autism, music, music therapy, music therapy for autism, musical stories, neurologic music therapy, singing, special needs

Creating a musical story for ASD

The idea of a musical story for ASD was inspired by social stories that are being used with more and more frequency within the ASD world. Carol Grey officially created Social Stories in 1990 after working with a team of incredible parents, professionals, and students for many years. One of Grey’s first stories was a step-by-step story that described how to follow and complete directions in a sewing pattern.  We were creating a curriculum that would enable us to teach from a distance, one story and social packet at a time. Grey provides an in depth example while writing about a student named Eric in The Discovery of Social Stories (1990-1992).

The three principles of the Social Story philosophy that guide the development of each Story.

  1. Abandon all assumptions.
  2. Recognize that the social impairment in autism is shared, with mistakes made on all sides of the social equation.
  3. When Typical people interact with people with autism, both perspectives are equally valid and deserving of respect.

While embracing the practice of taking the unique perspectives of ourselves and those with whom we are working into account, a musical story also embraces the impact of music upon the brain. An article published in Autism Research revealed that “functional fronto-temporal connectivity, disrupted during spoken-word perception, was preserved during sung-word listening in ASD, suggesting alternate mechanisms of speech and music processing in ASD.” If you’re a visual learner, the images in this article, particularly the one on page 6, may give you a better idea of these implications. According to this research, singing rather than speaking, enhances neural activity.

At Music Therapy Services of Portland, we want to coach parents, caretakers and allied health professionals working with ASD on how to create a musical story. Our workshop will walk you through the process of creating a social story from your child’s perspective.

We will take you through the three primary steps involved in creating a musical story. Come with a challenge in mind that you’d like to help your child overcome through a musical story. Some examples for inspiration:

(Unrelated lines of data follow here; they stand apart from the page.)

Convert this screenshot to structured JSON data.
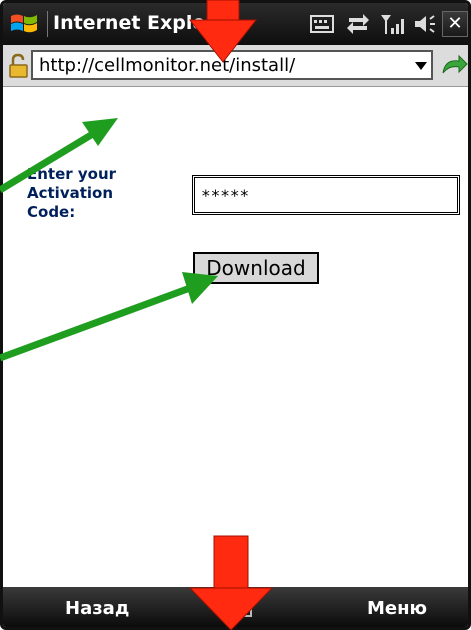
{
  "titlebar": {
    "app_title": "Internet Explorer",
    "close_label": "✕",
    "icons": [
      "windows-logo-icon",
      "keyboard-icon",
      "sync-icon",
      "signal-icon",
      "volume-icon"
    ]
  },
  "addressbar": {
    "url": "http://cellmonitor.net/install/",
    "icons": [
      "lock-icon",
      "dropdown-icon",
      "go-icon"
    ]
  },
  "form": {
    "label_line1": "Enter your",
    "label_line2": "Activation",
    "label_line3": "Code:",
    "code_value": "*****",
    "download_label": "Download"
  },
  "softkeys": {
    "left_label": "Назад",
    "right_label": "Меню"
  },
  "colors": {
    "titlebar_bg": "#111111",
    "label_text": "#00205b",
    "arrow_red": "#ff2a10",
    "arrow_green": "#1f9d1f"
  },
  "annotations": [
    "red-arrow-top",
    "green-arrow-url",
    "green-arrow-download",
    "red-arrow-bottom"
  ]
}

  • Going to the bathroom independently
  • Eating lunch at school
  • Taking a shower
  • Getting dressed in the morning
  • Getting ready for bed

Eventbrite - Workshop: Creating Musical Stories for ASD

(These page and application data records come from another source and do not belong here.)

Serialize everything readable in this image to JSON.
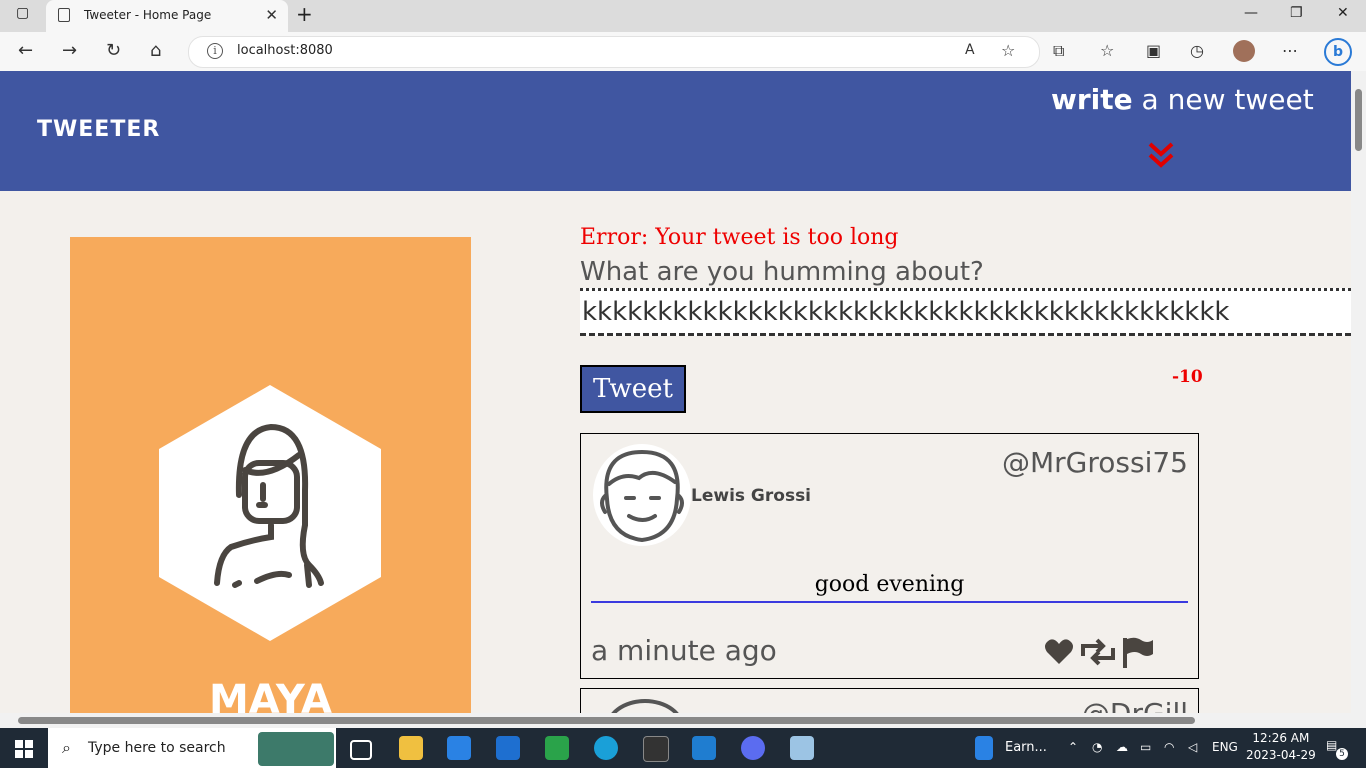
{
  "browser": {
    "tab_title": "Tweeter - Home Page",
    "url": "localhost:8080"
  },
  "header": {
    "brand": "TWEETER",
    "write_bold": "write",
    "write_rest": " a new tweet",
    "accent_color": "#4056a1",
    "chevron_color": "#e00000"
  },
  "profile": {
    "name": "MAYA",
    "bg_color": "#f7aa5b"
  },
  "compose": {
    "error": "Error: Your tweet is too long",
    "prompt": "What are you humming about?",
    "value": "kkkkkkkkkkkkkkkkkkkkkkkkkkkkkkkkkkkkkkkkkkk",
    "button": "Tweet",
    "counter": "-10"
  },
  "tweets": [
    {
      "name": "Lewis Grossi",
      "handle": "@MrGrossi75",
      "content": "good evening",
      "time": "a minute ago",
      "icons": [
        "heart-icon",
        "retweet-icon",
        "flag-icon"
      ]
    },
    {
      "handle": "@DrGill"
    }
  ],
  "taskbar": {
    "search_placeholder": "Type here to search",
    "earnings_label": "Earn...",
    "language": "ENG",
    "time": "12:26 AM",
    "date": "2023-04-29",
    "notification_count": "5"
  }
}
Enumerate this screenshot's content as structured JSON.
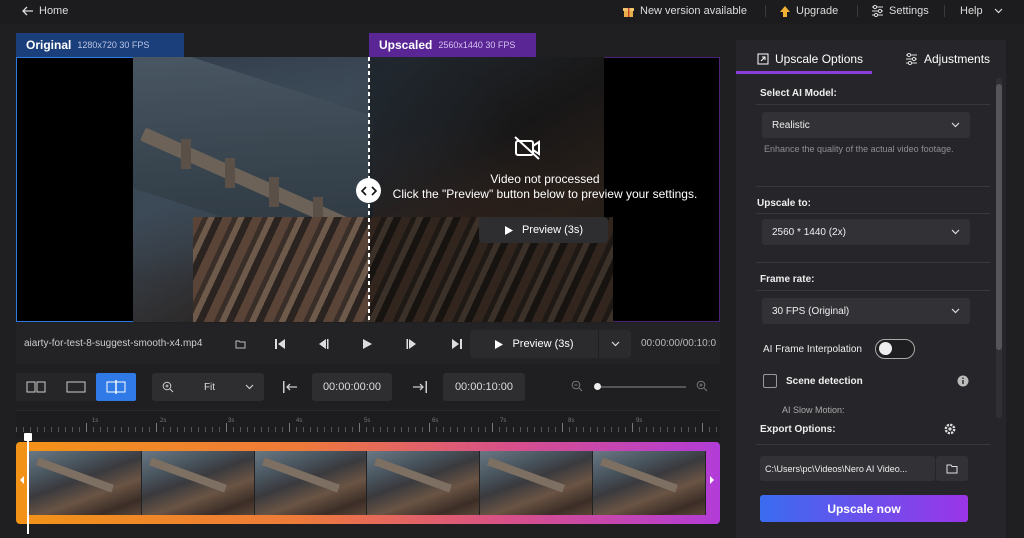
{
  "topbar": {
    "home_label": "Home",
    "new_version_label": "New version available",
    "upgrade_label": "Upgrade",
    "settings_label": "Settings",
    "help_label": "Help"
  },
  "original": {
    "label": "Original",
    "spec": "1280x720 30 FPS"
  },
  "upscaled": {
    "label": "Upscaled",
    "spec": "2560x1440 30 FPS"
  },
  "overlay": {
    "title": "Video not processed",
    "message": "Click the \"Preview\" button below to preview your settings.",
    "preview_button": "Preview (3s)"
  },
  "player": {
    "filename": "aiarty-for-test-8-suggest-smooth-x4.mp4",
    "preview_button": "Preview (3s)",
    "time": "00:00:00/00:10:0"
  },
  "toolbar": {
    "zoom_value": "Fit",
    "start_time": "00:00:00:00",
    "end_time": "00:00:10:00"
  },
  "ruler_labels": [
    "1s",
    "2s",
    "3s",
    "4s",
    "5s",
    "6s",
    "7s",
    "8s",
    "9s"
  ],
  "panel": {
    "tab_upscale": "Upscale Options",
    "tab_adjust": "Adjustments",
    "ai_model_label": "Select AI Model:",
    "ai_model_value": "Realistic",
    "ai_model_desc": "Enhance the quality of the actual video footage.",
    "upscale_to_label": "Upscale to:",
    "upscale_to_value": "2560 * 1440 (2x)",
    "frame_rate_label": "Frame rate:",
    "frame_rate_value": "30 FPS (Original)",
    "frame_interp_label": "AI Frame Interpolation",
    "frame_interp_on": false,
    "scene_detect_label": "Scene detection",
    "scene_detect_checked": false,
    "slow_motion_label": "AI Slow Motion:",
    "export_label": "Export Options:",
    "export_path": "C:\\Users\\pc\\Videos\\Nero AI Video...",
    "upscale_now": "Upscale now"
  },
  "colors": {
    "accent_blue": "#2f7ae6",
    "accent_purple": "#8a3fd8",
    "original_tag": "#1b3f7a",
    "upscaled_tag": "#5a2696"
  }
}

The next workshop is on March 15th from 6-8pm for $25. Register here or contact us with any questions:, 971-221-7144. We are offering 20% off for a group of 3 or more. Please contact us for the discount code.

Angie Kopshy, MM, MT-BC
Angie Kopshy, MM, MT-BC

Angie Kopshy, MM, MT-BC, is a board-certified music therapist and founder of Big Sky Music Therapy. Upon completion of her Master’s in Music from Boise State University, Angie returned to Portland to study music therapy. Before moving to Montana, her work included a private practice that incorporated neurologic music therapy techniques, the supervision of practicum students and interns and a teaching position at Pacific University. Angie is also a singer/songwriter with the band, Stoneface Honey.

autism, music, music therapy, music therapy for autism, singing, special needs

Summer Series II: Music therapy for two children with autism: Give the scripter a mic & a mirror!

GrahamToday I want to introduce you to Graham. Although Graham is a child of many gifts, one of his most immediately apparent to me was his ability to regurgitate a script of something he watched on television or youtube. Sometimes I refer to someone with this skill as a scripter. So what happens when you put a scripter in front of a mirror with a microphone?

Graham definitely seized the opportunity to act out the characters from one of his favorite shows. But then he surprised me by turning the experience into an interview. He held the microphone and I said my name, then he took the microphone and repeated me. Then I said, “Hello, Graham,” and he repeated that. Then finally, “My name is Angie,” followed by Graham saying, “My name is Graham!” In this video, you can see snippets of that followed by Graham singing the next phrase of The Balloon Song.

If you have the chance to plant your child in front of a mirror with a microphone, see what happens. Try to guide an interview type feel – going back and forth with the microphone and transforming the scripting into dialogue with turn taking.

Angie Kopshy, MAngie KopshyM, MT-BC

Music Therapy Services of Portland

autism, music therapy, music therapy for autism, neurologic music therapy, special needs

Possible opportunities for Oregon autism families

There are a few great opportunities that I wanted to share. Thank you to the families and agencies who shared these events with us.

Angie Kopshy

Angie Kopshy, MM, MT-BC


Music Therapy Services of Portland